I had the privilege of studying together with some remarkable students at UC Berkeley, including Brinda Sarathy, Tracey Osborne, Sapana Doshi, Rebecca Lave, and Mark Hunter. Joe Bryan and I were classmates and itinerant travelers throughout graduate school. He has shaped my thinking and understanding of theory more than anyone. I also want to thank James McCarthy, Aaron Bobrow-Strain, Wendy Wolford, Geoff Mann, Scott Prudham, Julie Guthman, Amy Ross, Sharad Chari, and Jake Kosek, all of whom have offered insights and advice at various stages of this project.

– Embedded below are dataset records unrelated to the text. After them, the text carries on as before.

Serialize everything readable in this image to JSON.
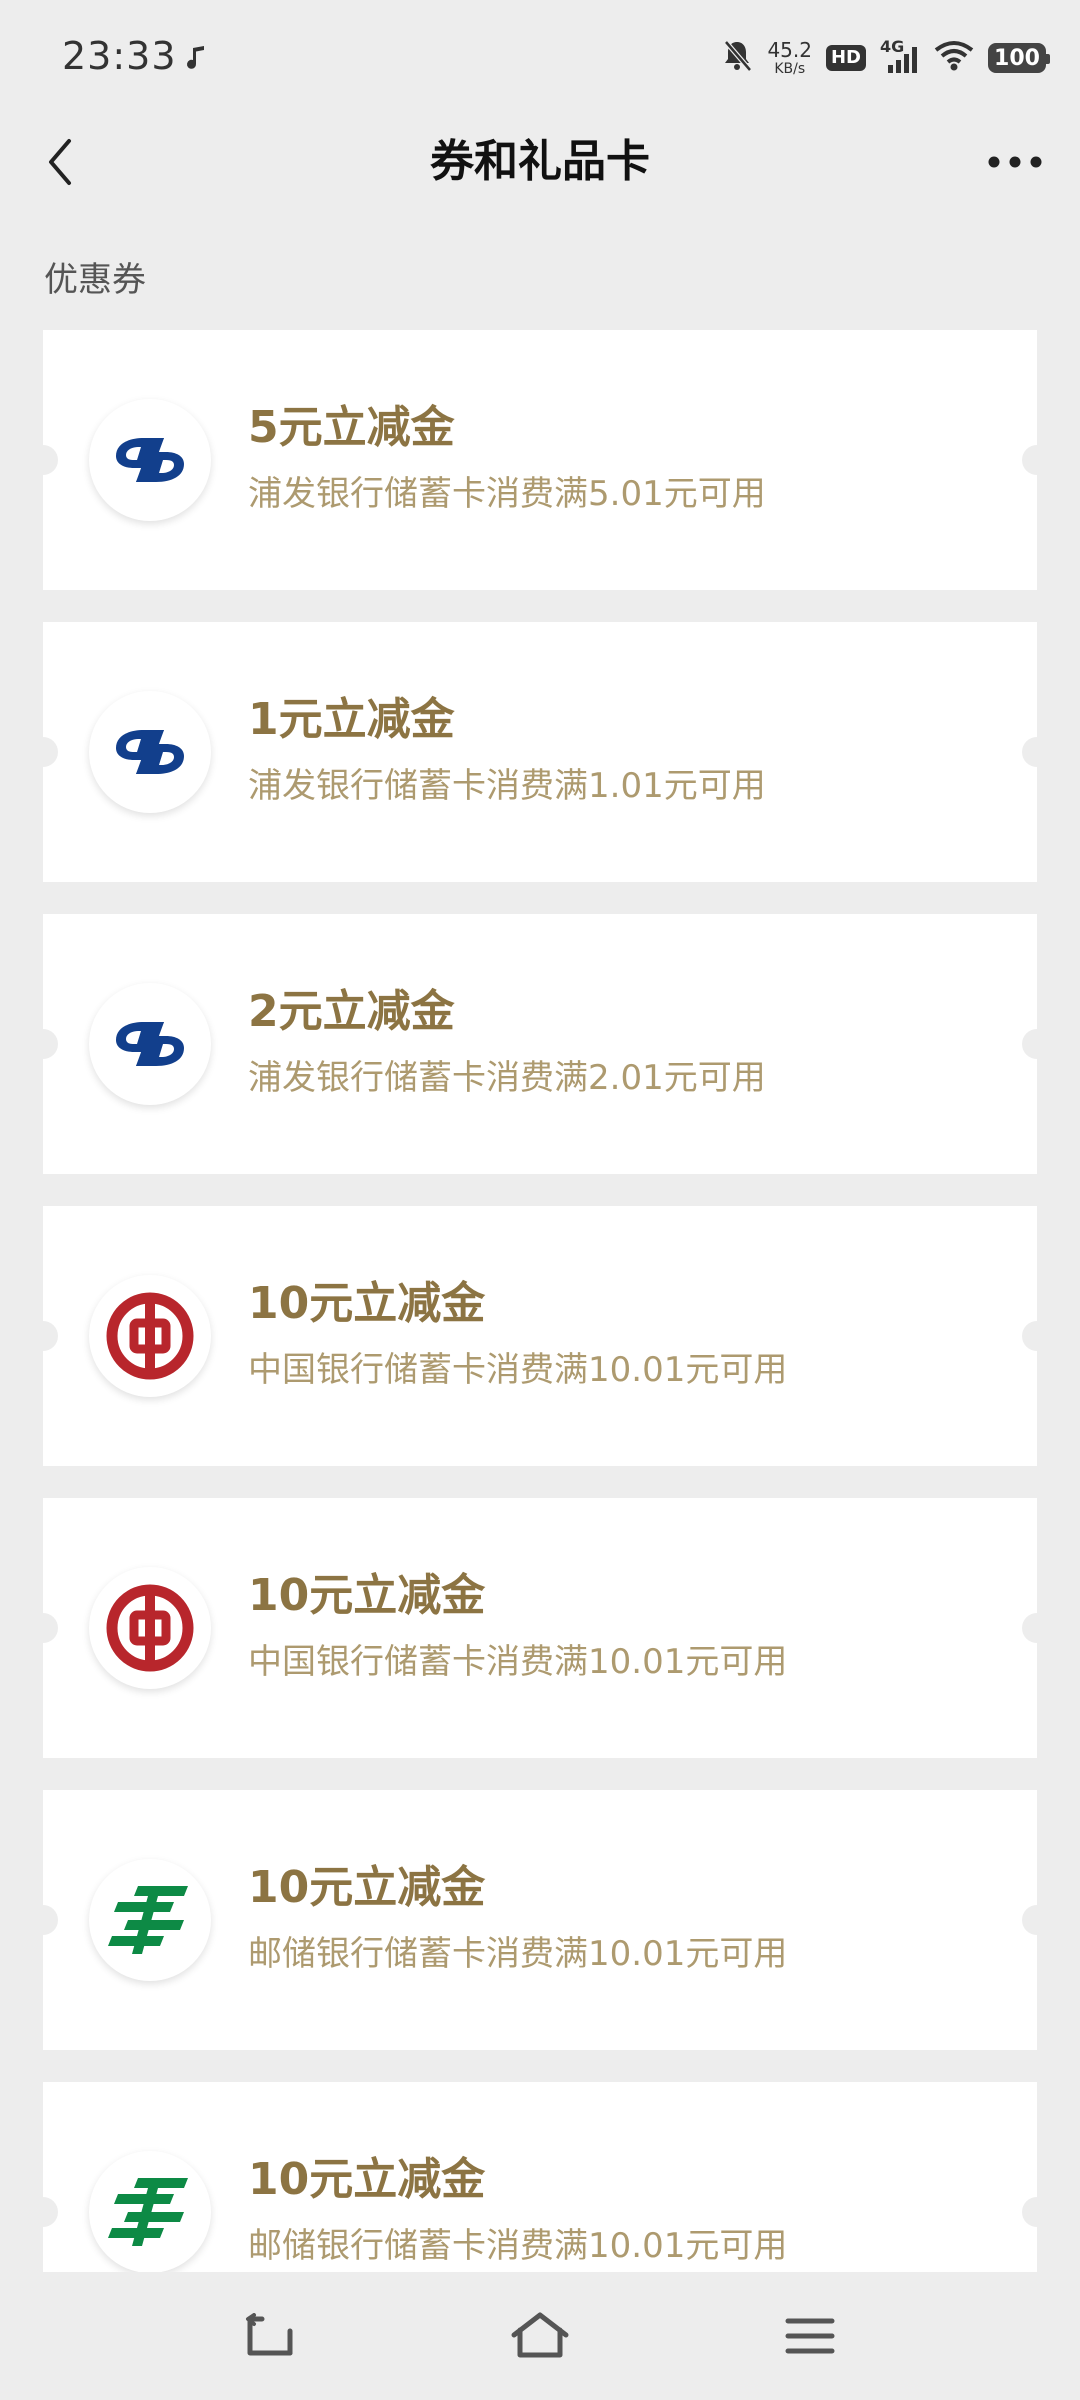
{
  "status_bar": {
    "time": "23:33",
    "net_speed_value": "45.2",
    "net_speed_unit": "KB/s",
    "hd_label": "HD",
    "network_label": "4G",
    "battery": "100"
  },
  "nav": {
    "title": "券和礼品卡"
  },
  "section": {
    "label": "优惠券"
  },
  "coupons": [
    {
      "bank": "spdb",
      "title": "5元立减金",
      "desc": "浦发银行储蓄卡消费满5.01元可用"
    },
    {
      "bank": "spdb",
      "title": "1元立减金",
      "desc": "浦发银行储蓄卡消费满1.01元可用"
    },
    {
      "bank": "spdb",
      "title": "2元立减金",
      "desc": "浦发银行储蓄卡消费满2.01元可用"
    },
    {
      "bank": "boc",
      "title": "10元立减金",
      "desc": "中国银行储蓄卡消费满10.01元可用"
    },
    {
      "bank": "boc",
      "title": "10元立减金",
      "desc": "中国银行储蓄卡消费满10.01元可用"
    },
    {
      "bank": "psbc",
      "title": "10元立减金",
      "desc": "邮储银行储蓄卡消费满10.01元可用"
    },
    {
      "bank": "psbc",
      "title": "10元立减金",
      "desc": "邮储银行储蓄卡消费满10.01元可用"
    }
  ],
  "icons": {
    "spdb": "spdb-bank-logo-icon",
    "boc": "boc-bank-logo-icon",
    "psbc": "psbc-bank-logo-icon"
  },
  "colors": {
    "coupon_title": "#8c7443",
    "coupon_desc": "#ad9a6f",
    "spdb_blue": "#123f8c",
    "boc_red": "#b8262c",
    "psbc_green": "#0d8a45",
    "background": "#ededed"
  }
}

I have had the pleasure of working with some remarkable students at UW Bothell whose intellectual curiosity and engagement have immensely strengthened this project. Thanks to Joyce Mwangi, Angela Macklin, Josh Heim, Debbie Brown, Trina Ballard, Julie Hurst, and Shana Hirsch. I especially want to thank Marcus Johnson for his work as a research assistant on this project and for his contagious passion for cultural studies and social justice. Ronnie Thibault has challenged me to do my best work and has been instrumental in putting together companion digital humanities resources for this book.
I want to thank Julie Van Pelt for her assistance editing early chapters of the manuscript and to Barbara Wojhoski for copyediting the final draft. XNR productions made the maps. John Joerschke guided me through the publishing process. Beatrice Burton produced the index. Derek Krissoff went to bat for this book from the beginning and introduced me to the world of publishing. This book was greatly improved by the comments and suggestions of two anonymous reviewers. Thank you also to Julie Felner and Amy Harrison, who gave me much needed late-night help to see more clearly the poignant stories that bring this research to life.
My parents and sister deserve many thanks for providing love, confidence, and plenty of constructive criticism. To my mom, Behna Gardner, you have always made me believe that anything is possible and that creativity matters. I am grateful for your unconditional love. To my sister, Abbey Gardner, thank you for reading my dissertation over and over and for reminding me to think of an audience outside of the social sciences. To my dad, Lanny Gardner, you have supported me at every step of this project. I could not have done this without you. As a father and an editor you are beyond compare.
My deepest gratitude is to the three people who influence and inspire me most. To my daughters Stella and Maylie, you have not always known what I was writing about, but my research, as much as my life have been shaped by your warm spirits, your infectious smiles, and your unbridled optimism. Your depth of caring about people all over the world is a constant source of delight. Finally, my heartfelt thanks go to my wife and partner in all things, Jennifer Meyer. Thank you for supporting me throughout this process. We met in East Africa in 1991, and this book represents one, albeit long, chapter of our mutual relationship with the people and places of Tanzania. You are and have always been my best friend and companion in the everyday things that make life worth living, which included many dusty, bumpy, daylong drives to and from Loliondo. Without your encouragement, reassurance, and love this book would never have been written. Simple thanks are not enough. This book is for you.